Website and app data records
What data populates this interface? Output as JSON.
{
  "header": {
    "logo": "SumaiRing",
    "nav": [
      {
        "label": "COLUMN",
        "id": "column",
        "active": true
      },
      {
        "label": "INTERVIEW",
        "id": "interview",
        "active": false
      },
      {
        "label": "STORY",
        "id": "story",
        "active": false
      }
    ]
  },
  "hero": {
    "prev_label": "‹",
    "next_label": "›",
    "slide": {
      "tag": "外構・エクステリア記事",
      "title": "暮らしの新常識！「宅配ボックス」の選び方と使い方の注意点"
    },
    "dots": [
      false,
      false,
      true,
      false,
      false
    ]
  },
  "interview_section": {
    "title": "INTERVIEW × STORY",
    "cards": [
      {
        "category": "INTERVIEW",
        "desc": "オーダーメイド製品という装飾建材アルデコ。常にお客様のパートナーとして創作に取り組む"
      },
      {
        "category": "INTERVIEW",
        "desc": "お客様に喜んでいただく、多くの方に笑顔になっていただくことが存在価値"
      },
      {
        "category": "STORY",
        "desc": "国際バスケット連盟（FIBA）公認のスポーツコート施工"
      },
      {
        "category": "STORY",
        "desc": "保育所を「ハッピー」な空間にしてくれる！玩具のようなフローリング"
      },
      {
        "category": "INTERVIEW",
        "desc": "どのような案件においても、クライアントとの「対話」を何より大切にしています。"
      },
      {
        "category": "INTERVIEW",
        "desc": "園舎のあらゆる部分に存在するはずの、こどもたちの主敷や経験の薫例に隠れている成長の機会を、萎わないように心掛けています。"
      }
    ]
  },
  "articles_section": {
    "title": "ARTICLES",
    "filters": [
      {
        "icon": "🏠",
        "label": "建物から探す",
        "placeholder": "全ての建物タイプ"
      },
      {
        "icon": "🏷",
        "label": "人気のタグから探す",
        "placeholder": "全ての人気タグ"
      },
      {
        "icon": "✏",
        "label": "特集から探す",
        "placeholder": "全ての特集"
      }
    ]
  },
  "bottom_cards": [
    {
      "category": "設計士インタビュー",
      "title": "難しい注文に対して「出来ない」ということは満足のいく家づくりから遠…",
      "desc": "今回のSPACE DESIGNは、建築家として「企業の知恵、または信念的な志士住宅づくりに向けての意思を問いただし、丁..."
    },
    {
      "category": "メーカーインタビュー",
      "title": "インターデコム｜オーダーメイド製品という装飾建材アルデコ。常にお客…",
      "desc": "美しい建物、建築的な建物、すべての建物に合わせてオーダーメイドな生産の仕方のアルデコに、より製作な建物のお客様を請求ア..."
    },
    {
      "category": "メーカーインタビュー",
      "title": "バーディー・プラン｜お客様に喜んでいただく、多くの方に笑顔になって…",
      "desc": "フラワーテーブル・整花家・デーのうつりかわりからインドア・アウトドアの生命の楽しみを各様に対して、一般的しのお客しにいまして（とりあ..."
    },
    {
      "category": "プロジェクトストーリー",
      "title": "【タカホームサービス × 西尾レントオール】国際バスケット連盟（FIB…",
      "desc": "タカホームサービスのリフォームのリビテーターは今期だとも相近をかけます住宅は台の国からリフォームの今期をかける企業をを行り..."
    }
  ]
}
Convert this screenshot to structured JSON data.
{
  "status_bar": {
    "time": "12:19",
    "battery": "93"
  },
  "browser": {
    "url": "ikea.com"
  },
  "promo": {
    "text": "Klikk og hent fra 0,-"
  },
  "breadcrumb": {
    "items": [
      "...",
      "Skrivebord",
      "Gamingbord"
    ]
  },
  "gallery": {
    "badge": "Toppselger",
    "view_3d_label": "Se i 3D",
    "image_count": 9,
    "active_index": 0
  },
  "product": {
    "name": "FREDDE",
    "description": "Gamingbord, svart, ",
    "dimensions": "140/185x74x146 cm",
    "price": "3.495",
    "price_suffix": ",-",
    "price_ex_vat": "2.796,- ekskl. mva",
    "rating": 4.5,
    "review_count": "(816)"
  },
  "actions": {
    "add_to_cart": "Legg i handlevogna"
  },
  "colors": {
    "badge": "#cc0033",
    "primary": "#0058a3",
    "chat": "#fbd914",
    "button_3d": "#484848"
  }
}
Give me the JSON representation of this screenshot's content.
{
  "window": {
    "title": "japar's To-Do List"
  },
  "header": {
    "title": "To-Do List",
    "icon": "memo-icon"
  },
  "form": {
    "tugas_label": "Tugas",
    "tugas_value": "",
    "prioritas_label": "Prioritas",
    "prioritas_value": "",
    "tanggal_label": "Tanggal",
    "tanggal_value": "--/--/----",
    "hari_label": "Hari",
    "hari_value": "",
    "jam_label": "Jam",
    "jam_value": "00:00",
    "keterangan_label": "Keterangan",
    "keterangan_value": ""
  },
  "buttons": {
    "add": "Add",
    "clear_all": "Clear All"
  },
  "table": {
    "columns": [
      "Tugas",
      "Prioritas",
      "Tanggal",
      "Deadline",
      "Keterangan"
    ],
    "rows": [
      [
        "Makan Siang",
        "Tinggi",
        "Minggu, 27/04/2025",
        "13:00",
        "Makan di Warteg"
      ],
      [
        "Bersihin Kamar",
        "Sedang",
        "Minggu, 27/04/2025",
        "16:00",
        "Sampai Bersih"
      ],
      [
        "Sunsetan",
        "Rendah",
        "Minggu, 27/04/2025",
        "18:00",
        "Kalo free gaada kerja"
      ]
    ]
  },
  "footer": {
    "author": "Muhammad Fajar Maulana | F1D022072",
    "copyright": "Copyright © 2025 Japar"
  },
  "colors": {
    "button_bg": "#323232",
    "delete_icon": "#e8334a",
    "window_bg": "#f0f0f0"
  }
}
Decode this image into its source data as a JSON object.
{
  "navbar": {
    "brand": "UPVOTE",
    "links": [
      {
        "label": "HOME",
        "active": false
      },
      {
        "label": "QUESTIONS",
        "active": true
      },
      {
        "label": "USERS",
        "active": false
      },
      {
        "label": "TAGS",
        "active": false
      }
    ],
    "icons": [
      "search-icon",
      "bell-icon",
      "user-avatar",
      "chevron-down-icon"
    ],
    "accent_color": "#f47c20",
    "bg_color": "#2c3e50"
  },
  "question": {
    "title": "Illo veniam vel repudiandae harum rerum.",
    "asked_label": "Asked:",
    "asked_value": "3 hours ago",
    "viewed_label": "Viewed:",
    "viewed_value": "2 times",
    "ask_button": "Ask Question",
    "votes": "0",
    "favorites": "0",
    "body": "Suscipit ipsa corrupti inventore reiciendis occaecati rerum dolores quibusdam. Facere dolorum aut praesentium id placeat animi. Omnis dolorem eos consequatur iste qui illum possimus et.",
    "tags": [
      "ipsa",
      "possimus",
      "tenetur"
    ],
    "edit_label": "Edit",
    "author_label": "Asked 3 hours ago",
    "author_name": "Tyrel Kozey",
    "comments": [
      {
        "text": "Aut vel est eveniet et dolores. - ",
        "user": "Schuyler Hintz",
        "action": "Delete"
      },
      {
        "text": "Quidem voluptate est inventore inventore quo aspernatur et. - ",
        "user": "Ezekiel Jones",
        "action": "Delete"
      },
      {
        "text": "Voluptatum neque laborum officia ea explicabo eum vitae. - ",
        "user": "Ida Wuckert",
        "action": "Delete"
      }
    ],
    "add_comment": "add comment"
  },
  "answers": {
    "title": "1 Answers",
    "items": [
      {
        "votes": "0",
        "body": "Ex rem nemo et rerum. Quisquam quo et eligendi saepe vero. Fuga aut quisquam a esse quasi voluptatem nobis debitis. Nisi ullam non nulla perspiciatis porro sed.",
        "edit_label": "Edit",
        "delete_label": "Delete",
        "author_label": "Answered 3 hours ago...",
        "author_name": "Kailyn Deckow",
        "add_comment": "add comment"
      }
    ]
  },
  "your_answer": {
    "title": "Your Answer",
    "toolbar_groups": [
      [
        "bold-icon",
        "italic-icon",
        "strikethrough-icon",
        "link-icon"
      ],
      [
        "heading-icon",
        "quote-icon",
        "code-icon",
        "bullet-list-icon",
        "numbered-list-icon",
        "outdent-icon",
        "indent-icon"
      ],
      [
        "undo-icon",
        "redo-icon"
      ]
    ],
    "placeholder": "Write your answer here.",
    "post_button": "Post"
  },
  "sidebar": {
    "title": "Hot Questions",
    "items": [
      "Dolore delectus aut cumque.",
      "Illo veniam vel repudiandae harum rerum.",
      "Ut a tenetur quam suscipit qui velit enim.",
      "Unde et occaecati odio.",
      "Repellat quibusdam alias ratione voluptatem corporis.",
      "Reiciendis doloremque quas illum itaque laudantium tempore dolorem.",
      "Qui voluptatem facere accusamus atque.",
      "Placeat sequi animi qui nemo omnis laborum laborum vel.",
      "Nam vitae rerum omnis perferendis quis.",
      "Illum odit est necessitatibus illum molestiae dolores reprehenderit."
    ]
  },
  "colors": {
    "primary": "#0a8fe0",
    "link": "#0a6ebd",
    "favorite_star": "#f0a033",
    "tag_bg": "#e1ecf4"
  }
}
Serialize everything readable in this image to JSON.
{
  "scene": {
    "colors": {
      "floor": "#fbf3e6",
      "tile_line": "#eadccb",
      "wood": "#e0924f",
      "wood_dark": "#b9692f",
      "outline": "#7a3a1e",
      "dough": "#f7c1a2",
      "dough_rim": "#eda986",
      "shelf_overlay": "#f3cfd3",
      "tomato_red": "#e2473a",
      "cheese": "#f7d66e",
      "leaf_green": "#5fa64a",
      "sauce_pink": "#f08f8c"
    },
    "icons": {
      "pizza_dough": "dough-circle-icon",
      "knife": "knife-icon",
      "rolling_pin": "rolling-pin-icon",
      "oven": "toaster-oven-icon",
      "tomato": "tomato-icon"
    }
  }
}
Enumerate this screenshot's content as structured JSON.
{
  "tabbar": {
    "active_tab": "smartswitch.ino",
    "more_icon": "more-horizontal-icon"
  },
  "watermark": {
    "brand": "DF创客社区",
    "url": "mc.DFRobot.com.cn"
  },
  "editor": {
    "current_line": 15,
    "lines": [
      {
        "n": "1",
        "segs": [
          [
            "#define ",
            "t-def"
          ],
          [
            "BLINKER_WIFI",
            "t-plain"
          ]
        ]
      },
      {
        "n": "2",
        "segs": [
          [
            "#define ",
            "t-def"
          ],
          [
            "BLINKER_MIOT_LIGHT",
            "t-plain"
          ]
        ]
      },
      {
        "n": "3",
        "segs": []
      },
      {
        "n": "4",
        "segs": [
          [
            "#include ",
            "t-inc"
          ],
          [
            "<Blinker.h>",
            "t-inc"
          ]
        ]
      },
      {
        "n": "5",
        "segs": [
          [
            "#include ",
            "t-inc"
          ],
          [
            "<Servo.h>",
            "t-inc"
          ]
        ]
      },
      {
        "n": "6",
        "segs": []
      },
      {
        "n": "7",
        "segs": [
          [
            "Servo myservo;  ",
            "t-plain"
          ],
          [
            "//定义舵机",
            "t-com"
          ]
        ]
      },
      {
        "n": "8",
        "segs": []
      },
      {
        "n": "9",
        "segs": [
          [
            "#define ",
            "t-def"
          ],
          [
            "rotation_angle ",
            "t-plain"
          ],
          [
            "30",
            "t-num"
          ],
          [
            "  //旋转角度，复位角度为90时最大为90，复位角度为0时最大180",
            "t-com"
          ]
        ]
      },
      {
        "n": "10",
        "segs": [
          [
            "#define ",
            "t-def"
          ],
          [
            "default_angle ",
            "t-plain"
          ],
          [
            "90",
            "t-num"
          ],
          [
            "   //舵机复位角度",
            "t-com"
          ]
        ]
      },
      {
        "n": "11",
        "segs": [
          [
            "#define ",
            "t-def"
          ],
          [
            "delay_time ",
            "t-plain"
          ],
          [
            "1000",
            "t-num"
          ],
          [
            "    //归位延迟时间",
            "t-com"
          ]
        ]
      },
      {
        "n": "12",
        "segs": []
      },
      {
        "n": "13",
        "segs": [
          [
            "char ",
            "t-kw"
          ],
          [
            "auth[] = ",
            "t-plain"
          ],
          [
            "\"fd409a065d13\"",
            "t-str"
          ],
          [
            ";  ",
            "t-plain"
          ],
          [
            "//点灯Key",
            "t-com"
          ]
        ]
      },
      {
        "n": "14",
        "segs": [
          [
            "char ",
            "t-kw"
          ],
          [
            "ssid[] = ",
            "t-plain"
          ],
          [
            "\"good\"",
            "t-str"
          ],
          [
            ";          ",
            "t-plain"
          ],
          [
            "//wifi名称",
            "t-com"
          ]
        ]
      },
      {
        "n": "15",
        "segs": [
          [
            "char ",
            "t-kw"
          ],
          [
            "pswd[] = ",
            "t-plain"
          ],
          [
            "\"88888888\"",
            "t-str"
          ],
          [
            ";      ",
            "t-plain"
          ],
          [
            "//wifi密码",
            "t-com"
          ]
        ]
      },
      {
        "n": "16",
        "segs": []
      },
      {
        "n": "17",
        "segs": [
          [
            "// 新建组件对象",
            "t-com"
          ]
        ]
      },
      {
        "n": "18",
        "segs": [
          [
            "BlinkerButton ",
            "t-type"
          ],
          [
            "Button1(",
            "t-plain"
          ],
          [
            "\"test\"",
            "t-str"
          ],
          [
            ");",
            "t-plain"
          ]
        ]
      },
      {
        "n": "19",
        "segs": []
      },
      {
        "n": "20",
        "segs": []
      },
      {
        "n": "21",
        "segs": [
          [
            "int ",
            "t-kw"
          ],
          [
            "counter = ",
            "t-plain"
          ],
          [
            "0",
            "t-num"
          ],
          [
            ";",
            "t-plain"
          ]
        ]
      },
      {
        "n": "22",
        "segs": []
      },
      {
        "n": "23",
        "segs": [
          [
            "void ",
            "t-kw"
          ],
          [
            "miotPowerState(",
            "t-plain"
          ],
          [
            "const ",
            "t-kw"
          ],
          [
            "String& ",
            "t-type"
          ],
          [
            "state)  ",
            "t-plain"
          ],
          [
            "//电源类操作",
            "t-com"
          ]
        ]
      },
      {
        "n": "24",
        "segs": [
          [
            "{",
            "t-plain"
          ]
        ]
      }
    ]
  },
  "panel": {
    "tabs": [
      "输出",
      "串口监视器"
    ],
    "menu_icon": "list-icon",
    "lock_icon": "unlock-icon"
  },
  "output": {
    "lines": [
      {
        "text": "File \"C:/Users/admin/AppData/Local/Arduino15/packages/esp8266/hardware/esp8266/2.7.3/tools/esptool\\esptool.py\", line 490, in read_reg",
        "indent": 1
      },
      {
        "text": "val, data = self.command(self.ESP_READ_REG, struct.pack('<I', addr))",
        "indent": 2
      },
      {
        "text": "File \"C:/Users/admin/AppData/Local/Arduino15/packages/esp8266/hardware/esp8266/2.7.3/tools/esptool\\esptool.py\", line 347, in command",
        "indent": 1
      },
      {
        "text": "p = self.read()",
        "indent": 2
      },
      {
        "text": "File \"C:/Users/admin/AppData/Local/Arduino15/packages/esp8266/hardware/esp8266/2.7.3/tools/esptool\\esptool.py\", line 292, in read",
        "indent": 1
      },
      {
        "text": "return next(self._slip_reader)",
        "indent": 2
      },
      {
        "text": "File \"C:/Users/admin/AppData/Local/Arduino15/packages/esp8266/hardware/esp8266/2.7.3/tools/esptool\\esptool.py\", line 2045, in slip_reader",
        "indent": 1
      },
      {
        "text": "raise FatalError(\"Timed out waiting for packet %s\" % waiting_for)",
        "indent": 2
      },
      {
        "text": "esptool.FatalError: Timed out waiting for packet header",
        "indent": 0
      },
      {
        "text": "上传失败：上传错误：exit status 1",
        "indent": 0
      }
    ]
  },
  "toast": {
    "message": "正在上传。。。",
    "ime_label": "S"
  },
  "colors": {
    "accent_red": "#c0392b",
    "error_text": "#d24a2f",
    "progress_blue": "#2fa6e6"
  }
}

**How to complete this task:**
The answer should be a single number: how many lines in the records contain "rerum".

**Solution below:**
5